    I’m confused…wouldn’t these kinds of things be flagged/covered by normal HIPAA compliance? Also, the descriptions of who falls under the “Red Flag Requirements” is actually worded like this: “…non-profit and government entities that defer payment for goods or services.”
    That reads to me like this would NOT include healthcare providers. Physicians are not ‘non-profit’ and altho they do generally defer payment for serices, aren’t usually ‘government entities.’
    Or am I just reading this all wrong?

  2. Pawan Arya, MBA says:

    HIPAA covers patient privacy while this is meant to safeguard against patient’s identity which might impact patient’s credit and finances.

  3. Jen de Zayas MBA says:
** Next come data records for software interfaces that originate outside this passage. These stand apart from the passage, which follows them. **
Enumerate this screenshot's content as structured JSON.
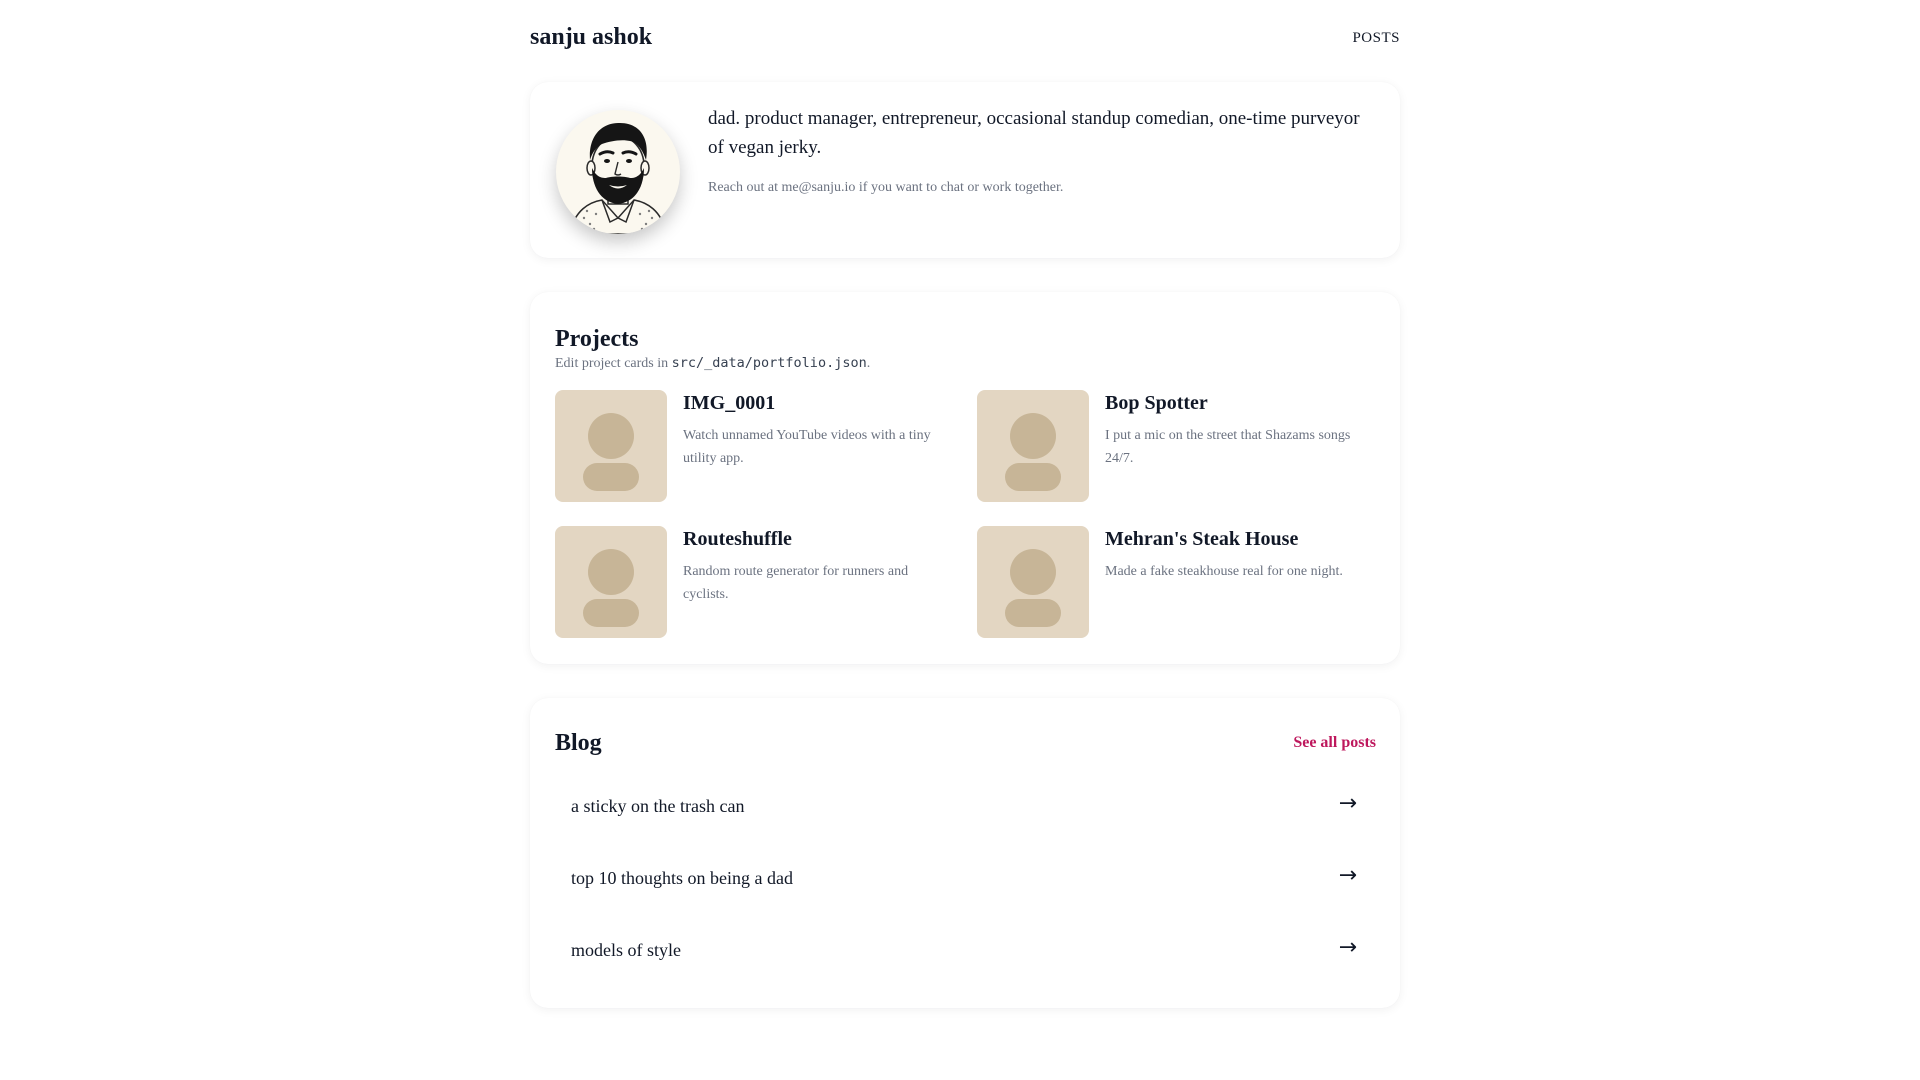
{
  "header": {
    "site_title": "sanju ashok",
    "nav_posts": "POSTS"
  },
  "hero": {
    "avatar_icon": "bearded-man-illustration-icon",
    "bio": "dad. product manager, entrepreneur, occasional standup comedian, one-time purveyor of vegan jerky.",
    "contact": "Reach out at me@sanju.io if you want to chat or work together."
  },
  "projects": {
    "title": "Projects",
    "note_prefix": "Edit project cards in ",
    "note_path": "src/_data/portfolio.json",
    "note_suffix": ".",
    "items": [
      {
        "name": "IMG_0001",
        "description": "Watch unnamed YouTube videos with a tiny utility app.",
        "thumb_icon": "placeholder-person-icon"
      },
      {
        "name": "Bop Spotter",
        "description": "I put a mic on the street that Shazams songs 24/7.",
        "thumb_icon": "placeholder-person-icon"
      },
      {
        "name": "Routeshuffle",
        "description": "Random route generator for runners and cyclists.",
        "thumb_icon": "placeholder-person-icon"
      },
      {
        "name": "Mehran's Steak House",
        "description": "Made a fake steakhouse real for one night.",
        "thumb_icon": "placeholder-person-icon"
      }
    ]
  },
  "blog": {
    "title": "Blog",
    "see_all": "See all posts",
    "posts": [
      {
        "title": "a sticky on the trash can",
        "arrow": "→"
      },
      {
        "title": "top 10 thoughts on being a dad",
        "arrow": "→"
      },
      {
        "title": "models of style",
        "arrow": "→"
      }
    ]
  },
  "colors": {
    "accent_link": "#be185d",
    "text_primary": "#111827",
    "text_muted": "#6b7280",
    "thumb_bg": "#e3d6c2",
    "thumb_figure": "#c7b597"
  }
}
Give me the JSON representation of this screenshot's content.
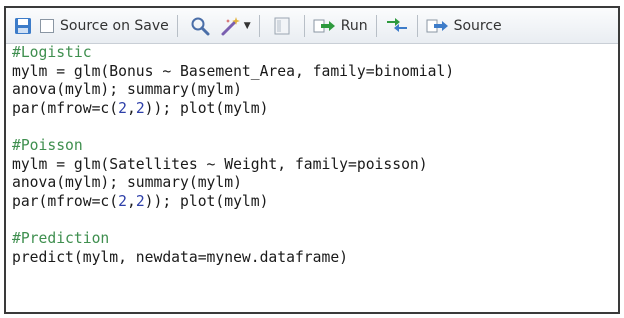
{
  "toolbar": {
    "source_on_save_label": "Source on Save",
    "run_label": "Run",
    "source_label": "Source"
  },
  "icons": [
    "save-icon",
    "checkbox",
    "search-icon",
    "code-tools-wand-icon",
    "compile-report-icon",
    "run-arrow-icon",
    "rerun-icon",
    "source-arrow-icon"
  ],
  "colors": {
    "comment": "#3f8f4f",
    "number": "#2d3fa8",
    "text": "#1a1a1a"
  },
  "code": {
    "l1": "#Logistic",
    "l2": "mylm = glm(Bonus ~ Basement_Area, family=binomial)",
    "l3": "anova(mylm); summary(mylm)",
    "l4a": "par(mfrow=c(",
    "l4n1": "2",
    "l4c": ",",
    "l4n2": "2",
    "l4b": ")); plot(mylm)",
    "l6": "#Poisson",
    "l7": "mylm = glm(Satellites ~ Weight, family=poisson)",
    "l8": "anova(mylm); summary(mylm)",
    "l9a": "par(mfrow=c(",
    "l9n1": "2",
    "l9c": ",",
    "l9n2": "2",
    "l9b": ")); plot(mylm)",
    "l11": "#Prediction",
    "l12": "predict(mylm, newdata=mynew.dataframe)"
  }
}
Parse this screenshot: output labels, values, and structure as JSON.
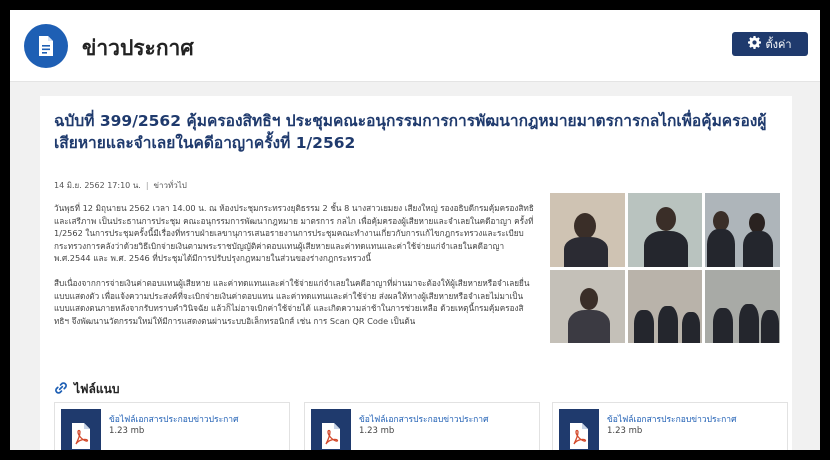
{
  "header": {
    "title": "ข่าวประกาศ",
    "settings_label": "ตั้งค่า"
  },
  "article": {
    "title": "ฉบับที่ 399/2562 คุ้มครองสิทธิฯ ประชุมคณะอนุกรรมการการพัฒนากฎหมายมาตรการกลไกเพื่อคุ้มครองผู้เสียหายและจำเลยในคดีอาญาครั้งที่ 1/2562",
    "date": "14 มิ.ย. 2562 17:10 น.",
    "category": "ข่าวทั่วไป",
    "paragraphs": [
      "วันพุธที่ 12 มิถุนายน 2562 เวลา 14.00 น. ณ ห้องประชุมกระทรวงยุติธรรม 2 ชั้น 8 นางสาวเยมยง เสียงใหญ่ รองอธิบดีกรมคุ้มครองสิทธิและเสรีภาพ เป็นประธานการประชุม คณะอนุกรรมการพัฒนากฎหมาย มาตรการ กลไก เพื่อคุ้มครองผู้เสียหายและจำเลยในคดีอาญา ครั้งที่ 1/2562 ในการประชุมครั้งนี้มีเรื่องที่ทราบฝ่ายเลขานุการเสนอรายงานการประชุมคณะทำงานเกี่ยวกับการแก้ไขกฎกระทรวงและระเบียบกระทรวงการคลังว่าด้วยวิธีเบิกจ่ายเงินตามพระราชบัญญัติค่าตอบแทนผู้เสียหายและค่าทดแทนและค่าใช้จ่ายแก่จำเลยในคดีอาญา พ.ศ.2544 และ พ.ศ. 2546 ที่ประชุมได้มีการปรับปรุงกฎหมายในส่วนของร่างกฎกระทรวงนี้",
      "สืบเนื่องจากการจ่ายเงินค่าตอบแทนผู้เสียหาย และค่าทดแทนและค่าใช้จ่ายแก่จำเลยในคดีอาญาที่ผ่านมาจะต้องให้ผู้เสียหายหรือจำเลยยื่นแบบแสดงตัว เพื่อแจ้งความประสงค์ที่จะเบิกจ่ายเงินค่าตอบแทน และค่าทดแทนและค่าใช้จ่าย ส่งผลให้ทางผู้เสียหายหรือจำเลยไม่มาเป็นแบบแสดงตนภายหลังจากรับทราบคำวินิจฉัย แล้วก็ไม่อาจเบิกค่าใช้จ่ายได้ และเกิดความล่าช้าในการช่วยเหลือ ด้วยเหตุนี้กรมคุ้มครองสิทธิฯ จึงพัฒนานวัตกรรมใหม่ให้มีการแสดงตนผ่านระบบอิเล็กทรอนิกส์ เช่น การ Scan QR Code เป็นต้น"
    ]
  },
  "attachments": {
    "title": "ไฟล์แนบ",
    "files": [
      {
        "name": "ข้อไฟล์เอกสารประกอบข่าวประกาศ",
        "size": "1.23 mb"
      },
      {
        "name": "ข้อไฟล์เอกสารประกอบข่าวประกาศ",
        "size": "1.23 mb"
      },
      {
        "name": "ข้อไฟล์เอกสารประกอบข่าวประกาศ",
        "size": "1.23 mb"
      }
    ]
  },
  "icons": {
    "header": "document-icon",
    "settings": "gear-icon",
    "attach": "link-icon",
    "file": "pdf-icon"
  },
  "colors": {
    "brand": "#1e5fb4",
    "navy": "#1f3a6d"
  }
}
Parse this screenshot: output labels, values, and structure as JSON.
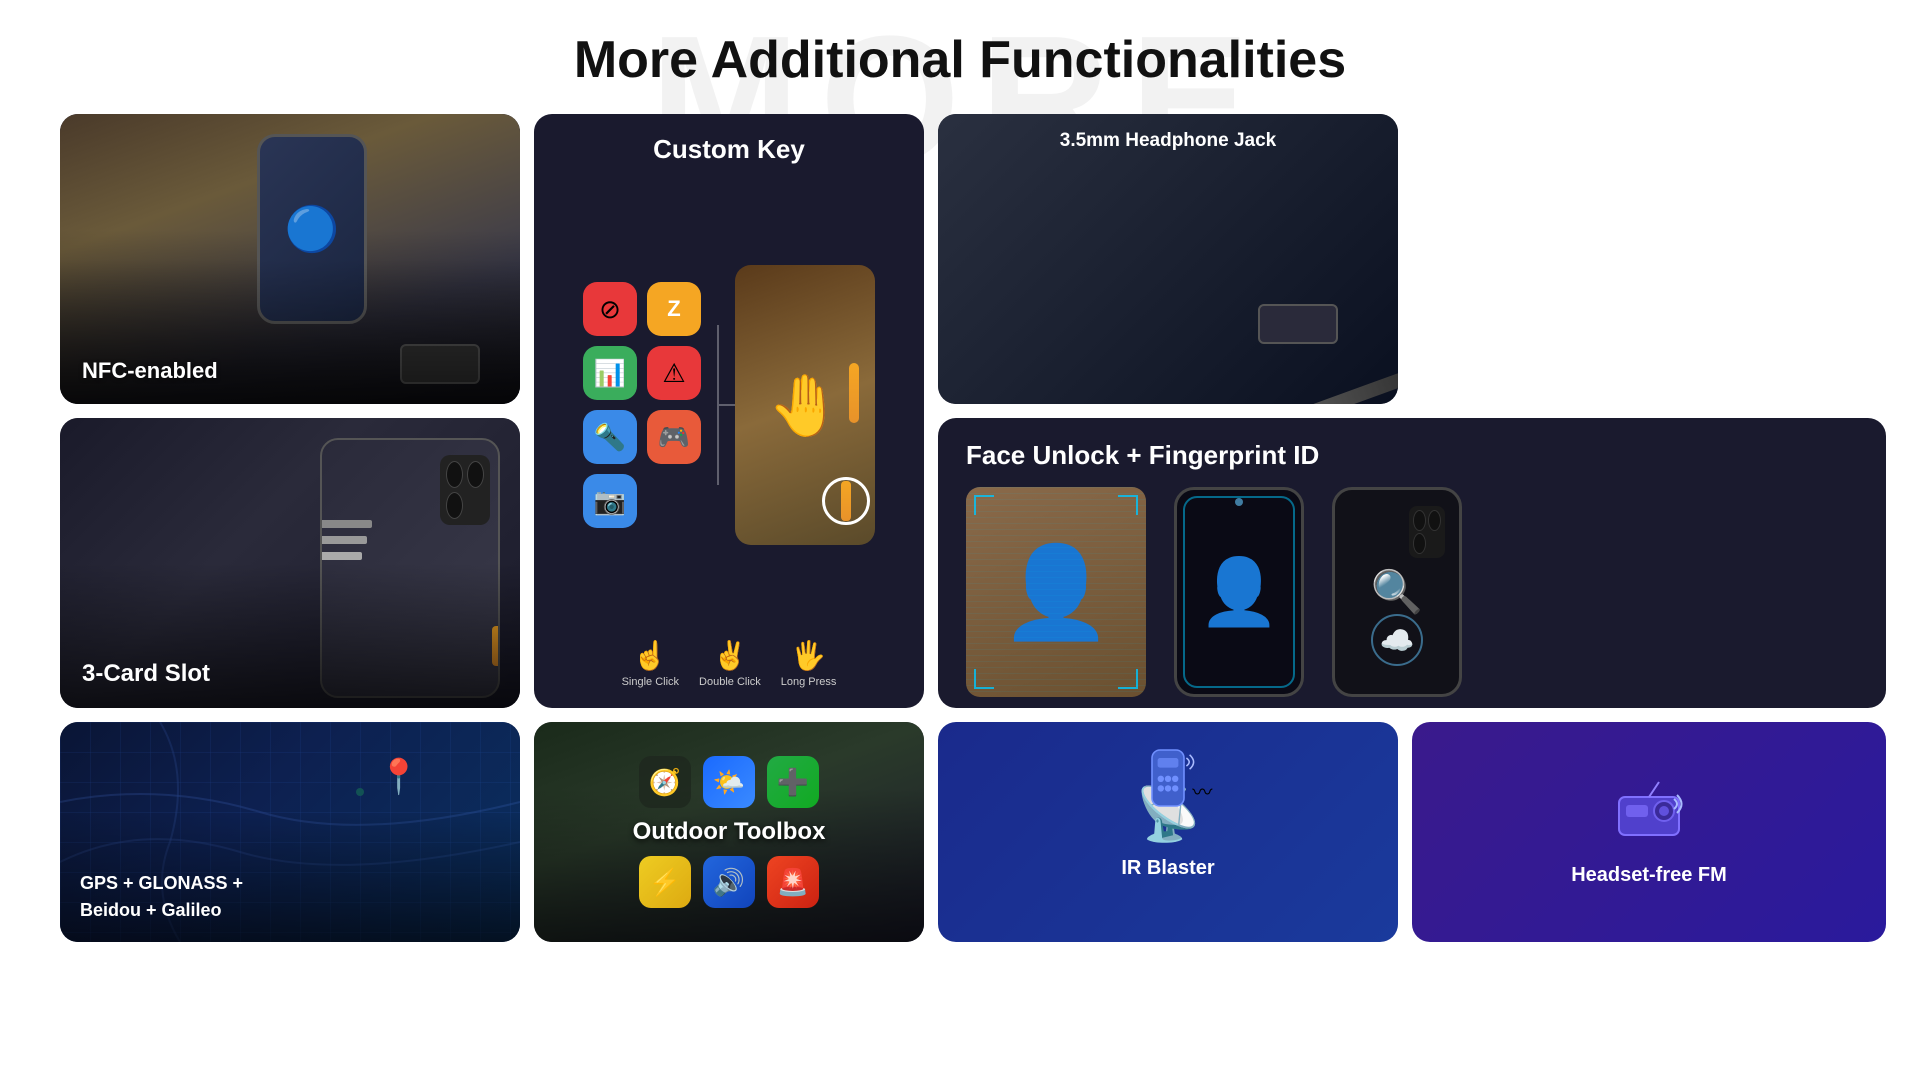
{
  "page": {
    "watermark": "MORE",
    "title": "More Additional Functionalities"
  },
  "cards": {
    "nfc": {
      "label": "NFC-enabled"
    },
    "custom_key": {
      "title": "Custom Key",
      "clicks": [
        {
          "label": "Single Click",
          "icon": "👆"
        },
        {
          "label": "Double Click",
          "icon": "✌️"
        },
        {
          "label": "Long Press",
          "icon": "🖐️"
        }
      ],
      "icons": [
        {
          "symbol": "⊘",
          "color": "icon-red"
        },
        {
          "symbol": "Z",
          "color": "icon-orange"
        },
        {
          "symbol": "📊",
          "color": "icon-green"
        },
        {
          "symbol": "⚠",
          "color": "icon-red2"
        },
        {
          "symbol": "🔦",
          "color": "icon-blue"
        },
        {
          "symbol": "🎮",
          "color": "icon-red3"
        },
        {
          "symbol": "📷",
          "color": "icon-blue2"
        }
      ]
    },
    "headphone": {
      "label": "3.5mm Headphone Jack"
    },
    "face_unlock": {
      "label": "Face Unlock + Fingerprint ID"
    },
    "three_card": {
      "label": "3-Card Slot"
    },
    "gps": {
      "label": "GPS + GLONASS +\nBeidou + Galileo"
    },
    "outdoor": {
      "label": "Outdoor Toolbox"
    },
    "ir": {
      "label": "IR Blaster"
    },
    "fm": {
      "label": "Headset-free FM"
    }
  }
}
    HIPAA has so many moving parts in the document itself that it is very inclusive of many things, but in a very vague way. To say that HIPAA covers or doesn’t cover the Red Flag issues is a little too certain for that act. I would say that if your provider accepts partial payments form individuals, say ASC providers and surgeons, then watch Red Flag closely. If your provider is primary care, or copay/coinsurances are the things you collect in full at visits or your payments are made through outside collections, then your provider should be safe.
    But that’s just how I read the thing. I also teach in a college and we have had to implement this for students on financial aid plans like loans, but those with cash payments are less likely to be affected.